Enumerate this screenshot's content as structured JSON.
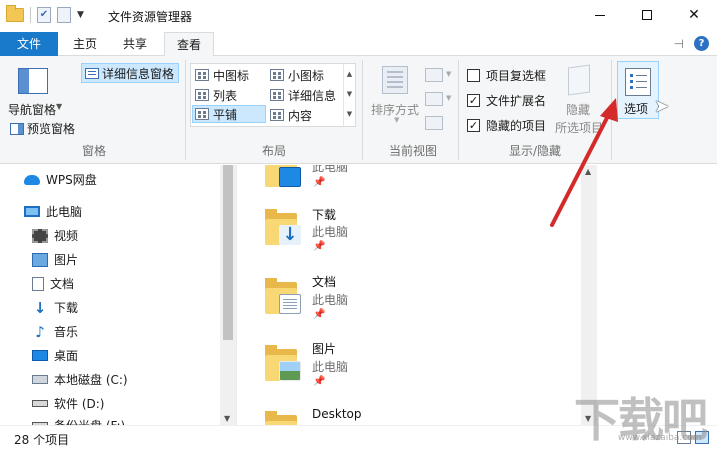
{
  "window": {
    "title": "文件资源管理器"
  },
  "tabs": {
    "file": "文件",
    "home": "主页",
    "share": "共享",
    "view": "查看"
  },
  "ribbon": {
    "pane_group": {
      "nav_pane": "导航窗格",
      "preview_pane": "预览窗格",
      "details_pane": "详细信息窗格",
      "label": "窗格"
    },
    "layout_group": {
      "items": [
        "中图标",
        "小图标",
        "列表",
        "详细信息",
        "平铺",
        "内容"
      ],
      "selected": "平铺",
      "label": "布局"
    },
    "current_view_group": {
      "sort_by": "排序方式",
      "label": "当前视图"
    },
    "show_hide_group": {
      "item_checkboxes": "项目复选框",
      "item_checkboxes_checked": false,
      "file_extensions": "文件扩展名",
      "file_extensions_checked": true,
      "hidden_items": "隐藏的项目",
      "hidden_items_checked": true,
      "hide_selected": "隐藏",
      "hide_selected_sub": "所选项目",
      "label": "显示/隐藏"
    },
    "options": "选项"
  },
  "nav": {
    "items": [
      {
        "label": "WPS网盘",
        "icon": "cloud-icon"
      },
      {
        "label": "此电脑",
        "icon": "computer-icon"
      },
      {
        "label": "视频",
        "icon": "video-icon"
      },
      {
        "label": "图片",
        "icon": "pictures-icon"
      },
      {
        "label": "文档",
        "icon": "documents-icon"
      },
      {
        "label": "下载",
        "icon": "download-icon"
      },
      {
        "label": "音乐",
        "icon": "music-icon"
      },
      {
        "label": "桌面",
        "icon": "desktop-icon"
      },
      {
        "label": "本地磁盘 (C:)",
        "icon": "disk-icon"
      },
      {
        "label": "软件 (D:)",
        "icon": "disk-icon"
      },
      {
        "label": "备份光盘 (F:)",
        "icon": "disk-icon"
      }
    ]
  },
  "content": {
    "items": [
      {
        "name": "",
        "sub": "此电脑"
      },
      {
        "name": "下载",
        "sub": "此电脑"
      },
      {
        "name": "文档",
        "sub": "此电脑"
      },
      {
        "name": "图片",
        "sub": "此电脑"
      },
      {
        "name": "Desktop",
        "sub": ""
      }
    ]
  },
  "status": {
    "count": "28 个项目"
  },
  "watermark": {
    "text": "下载吧",
    "sub": "www.xiazaiba.com"
  },
  "colors": {
    "accent": "#1979ca",
    "selection": "#cce8ff",
    "arrow": "#d42a2a"
  }
}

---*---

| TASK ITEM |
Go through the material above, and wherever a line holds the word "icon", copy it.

| TASK OUTPUT |
        "icon": "cloud-icon"
        "icon": "computer-icon"
        "icon": "video-icon"
        "icon": "pictures-icon"
        "icon": "documents-icon"
        "icon": "download-icon"
        "icon": "music-icon"
        "icon": "desktop-icon"
        "icon": "disk-icon"
        "icon": "disk-icon"
        "icon": "disk-icon"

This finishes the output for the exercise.